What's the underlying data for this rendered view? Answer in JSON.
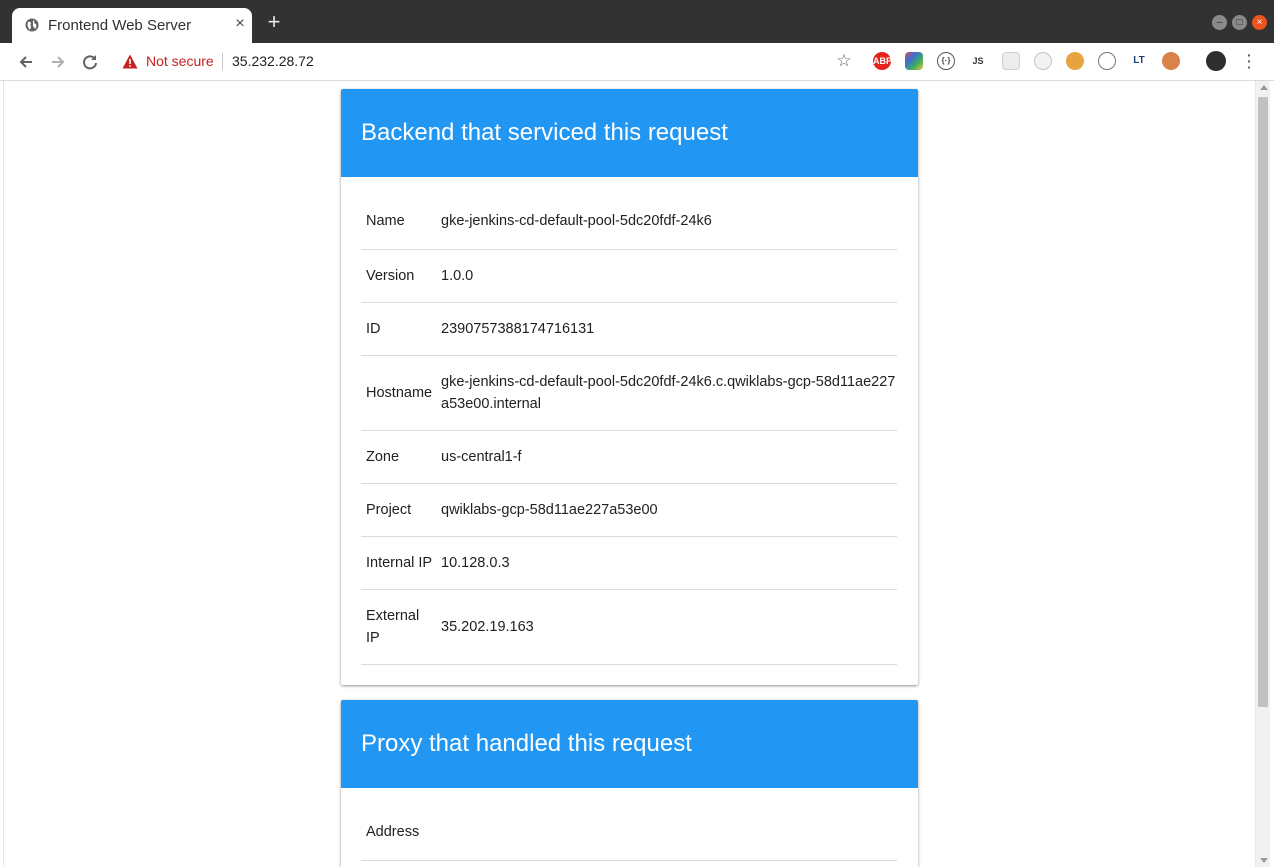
{
  "browser": {
    "tab_title": "Frontend Web Server",
    "security_label": "Not secure",
    "url": "35.232.28.72",
    "extensions": [
      {
        "name": "adblock-plus-icon",
        "label": "ABP",
        "color": "#e5231d"
      },
      {
        "name": "color-picker-icon",
        "label": "",
        "color": "#5a4b8f"
      },
      {
        "name": "json-viewer-icon",
        "label": "{·}",
        "color": "#ffffff"
      },
      {
        "name": "js-toggle-icon",
        "label": "JS",
        "color": "#ffffff"
      },
      {
        "name": "grid-ext-icon",
        "label": "",
        "color": "#e8e8e8"
      },
      {
        "name": "timer-ext-icon",
        "label": "",
        "color": "#f0f0f0"
      },
      {
        "name": "cookie-icon",
        "label": "",
        "color": "#e7a33e"
      },
      {
        "name": "network-ext-icon",
        "label": "",
        "color": "#ffffff"
      },
      {
        "name": "lt-ext-icon",
        "label": "LT",
        "color": "#ffffff"
      },
      {
        "name": "monkey-ext-icon",
        "label": "",
        "color": "#d9834a"
      },
      {
        "name": "profile-avatar",
        "label": "",
        "color": "#2e2e2e"
      }
    ]
  },
  "backend": {
    "title": "Backend that serviced this request",
    "rows": [
      {
        "key": "Name",
        "value": "gke-jenkins-cd-default-pool-5dc20fdf-24k6"
      },
      {
        "key": "Version",
        "value": "1.0.0"
      },
      {
        "key": "ID",
        "value": "2390757388174716131"
      },
      {
        "key": "Hostname",
        "value": "gke-jenkins-cd-default-pool-5dc20fdf-24k6.c.qwiklabs-gcp-58d11ae227a53e00.internal"
      },
      {
        "key": "Zone",
        "value": "us-central1-f"
      },
      {
        "key": "Project",
        "value": "qwiklabs-gcp-58d11ae227a53e00"
      },
      {
        "key": "Internal IP",
        "value": "10.128.0.3"
      },
      {
        "key": "External IP",
        "value": "35.202.19.163"
      }
    ]
  },
  "proxy": {
    "title": "Proxy that handled this request",
    "rows": [
      {
        "key": "Address",
        "value": ""
      }
    ]
  },
  "colors": {
    "header_blue": "#2196f3",
    "warning_red": "#c5221f"
  }
}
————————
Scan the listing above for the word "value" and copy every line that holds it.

        "value": "gke-jenkins-cd-default-pool-5dc20fdf-24k6"
        "value": "1.0.0"
        "value": "2390757388174716131"
        "value": "gke-jenkins-cd-default-pool-5dc20fdf-24k6.c.qwiklabs-gcp-58d11ae227a53e00.internal"
        "value": "us-central1-f"
        "value": "qwiklabs-gcp-58d11ae227a53e00"
        "value": "10.128.0.3"
        "value": "35.202.19.163"
        "value": ""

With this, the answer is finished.